An illustration of a table with very long legs.


We’ve never done a puzzle and not thought “puzzles are hard” . . . because they are! There’s a lot of concentration and trial and error that goes into completing a puzzle. There’s a certain puzzle groove, and once you get into it, you’re in the zone. We always attribute it to the moment you start to actually “see it.” This will take some time as you familiarize yourself with the image and the pieces. It’s the best feeling when you get a bunch of pieces in place back to back, and things really start to fall into place. Sometimes you need to reposition yourself to see the puzzle from a new angle, and sometimes you need to take a break and come back when you’re ready. This is actually a super important part of the process. Sometimes you just need to walk away for a little while and clear your head. Giving the puzzle some space almost always guarantees that when you come back to it, you will be able to dive back in. Don’t give up too early though. Allow yourself to get pulled into the puzzle and the process—sometimes it will take some time to really feel like you connect with it. There’s no wrong way to do a puzzle, and no time limit. Just know that you can do it and don't give up.

An illustration of puzzle pieces forming a question mark and an exclamation point.

Types of Pieces

One thing we enjoy doing when working a puzzle is naming the pieces silly names. All of the Le Puzz puzzles are what you call "random-cut puzzles," because the pieces are all unique from one another. Here are a few of our faves:

The Gemini - A double-sided piece that is sometimes an edge piece and sometimes an inside piece, you never know! And it keeps you on your toes.

The Stussy - This one brings to mind the pentacle of middle school notebook doodles.

The Knife - A sharp fella, can't miss that funky shape.

The Bong - Need we say more?

The Caterpillar - One extra-long curved piece with a lotta extra legs. This one makes us super happy.

The Sneeze - If you turn this piece around the right way, you'll find a round knobby nose and an open mouth, mid-sneeze!

An illustration of three puzzle pieces, labeled "The Gemini," "The Knife," and "The Caterpillar."


Although this section sounds like a self-help book, it’s really just about how the last piece gets put in. There are many practices for this, and all are correct, but some are more fun and satisfying than others. Sometimes in the mad dash of completion, one person just goes for it and puts the last piece in. While this is totally fine, it can be a bit frustrating for everyone else. A way to combat this is for everyone to put one finger on the piece and slide it into the space together. A group finger-“high five” is always encouraged.

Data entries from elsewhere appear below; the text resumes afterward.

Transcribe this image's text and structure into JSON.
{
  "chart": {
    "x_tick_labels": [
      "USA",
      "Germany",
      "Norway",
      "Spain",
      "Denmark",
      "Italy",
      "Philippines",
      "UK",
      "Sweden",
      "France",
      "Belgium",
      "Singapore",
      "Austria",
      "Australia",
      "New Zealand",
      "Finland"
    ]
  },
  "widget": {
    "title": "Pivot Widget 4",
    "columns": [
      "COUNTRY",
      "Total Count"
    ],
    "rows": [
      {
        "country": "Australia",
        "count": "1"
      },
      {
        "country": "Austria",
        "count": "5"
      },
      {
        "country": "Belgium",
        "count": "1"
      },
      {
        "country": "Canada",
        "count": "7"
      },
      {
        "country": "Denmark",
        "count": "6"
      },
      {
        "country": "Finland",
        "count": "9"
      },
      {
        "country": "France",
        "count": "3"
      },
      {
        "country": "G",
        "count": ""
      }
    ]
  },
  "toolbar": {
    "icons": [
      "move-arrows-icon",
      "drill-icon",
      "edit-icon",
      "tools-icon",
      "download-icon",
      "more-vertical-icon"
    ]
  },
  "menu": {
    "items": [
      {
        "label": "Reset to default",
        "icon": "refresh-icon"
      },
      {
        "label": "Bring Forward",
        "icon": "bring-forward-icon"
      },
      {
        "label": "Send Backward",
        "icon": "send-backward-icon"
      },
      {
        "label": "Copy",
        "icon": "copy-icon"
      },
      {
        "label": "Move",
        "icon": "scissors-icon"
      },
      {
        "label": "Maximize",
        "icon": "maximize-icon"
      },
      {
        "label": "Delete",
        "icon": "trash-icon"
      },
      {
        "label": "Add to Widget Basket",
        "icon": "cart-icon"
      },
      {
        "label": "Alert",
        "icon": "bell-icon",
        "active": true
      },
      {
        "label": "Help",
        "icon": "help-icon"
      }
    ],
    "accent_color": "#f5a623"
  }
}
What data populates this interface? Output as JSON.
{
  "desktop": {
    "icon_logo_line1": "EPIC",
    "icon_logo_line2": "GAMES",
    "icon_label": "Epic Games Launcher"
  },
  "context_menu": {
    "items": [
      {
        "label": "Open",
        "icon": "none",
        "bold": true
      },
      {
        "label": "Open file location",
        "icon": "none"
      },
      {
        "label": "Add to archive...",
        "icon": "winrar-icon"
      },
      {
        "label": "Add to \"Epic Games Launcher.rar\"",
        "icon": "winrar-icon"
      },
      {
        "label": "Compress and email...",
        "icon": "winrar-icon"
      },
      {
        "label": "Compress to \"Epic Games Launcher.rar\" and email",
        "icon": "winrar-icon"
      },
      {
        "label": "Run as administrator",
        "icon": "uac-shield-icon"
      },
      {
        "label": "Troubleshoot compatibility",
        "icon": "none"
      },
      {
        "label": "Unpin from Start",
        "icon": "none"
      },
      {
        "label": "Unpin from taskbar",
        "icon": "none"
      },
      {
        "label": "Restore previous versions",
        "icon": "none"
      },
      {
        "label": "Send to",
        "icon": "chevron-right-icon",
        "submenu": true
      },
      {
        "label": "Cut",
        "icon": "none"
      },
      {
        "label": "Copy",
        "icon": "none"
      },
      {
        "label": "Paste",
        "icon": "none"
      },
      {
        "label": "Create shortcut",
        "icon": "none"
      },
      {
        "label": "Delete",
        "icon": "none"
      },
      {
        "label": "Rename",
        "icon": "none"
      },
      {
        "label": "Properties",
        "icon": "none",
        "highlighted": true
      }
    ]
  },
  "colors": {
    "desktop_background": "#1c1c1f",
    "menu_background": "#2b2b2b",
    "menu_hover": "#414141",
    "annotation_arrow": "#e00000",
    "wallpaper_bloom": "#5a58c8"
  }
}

Seasoned puzzlers like to sign their name and date on the last piece so that when they pass it along to someone else, they can see where the prior puzzler ended and compare it to their last piece. Personally, we love this method, and honestly should start doing it ourselves. There’s nothing cuter than buying a vintage puzzle and finding someone named Sharon’s last piece from 1989.

If you’re a sneaky lil puzzle guy you might put a piece in your pocket to claim the last piece as your own—we don't recommend this method.

An illustration of a puzzle piece that is labeled "Sharon 1989."


This part is really just to commemorate your hard work. We encourage everyone to snap a few pics of their completed puzzle, even if you don’t plan on posting it or sending it to anyone. You fricken' did it, and you should be proud!! Grab a pic of the whole thing and a few of your favorite little moments for prosperity’s sake!

An illustration of a camera taking a photo of a completed puzzle.

for prosperity’s sake  for prosperity’s sake 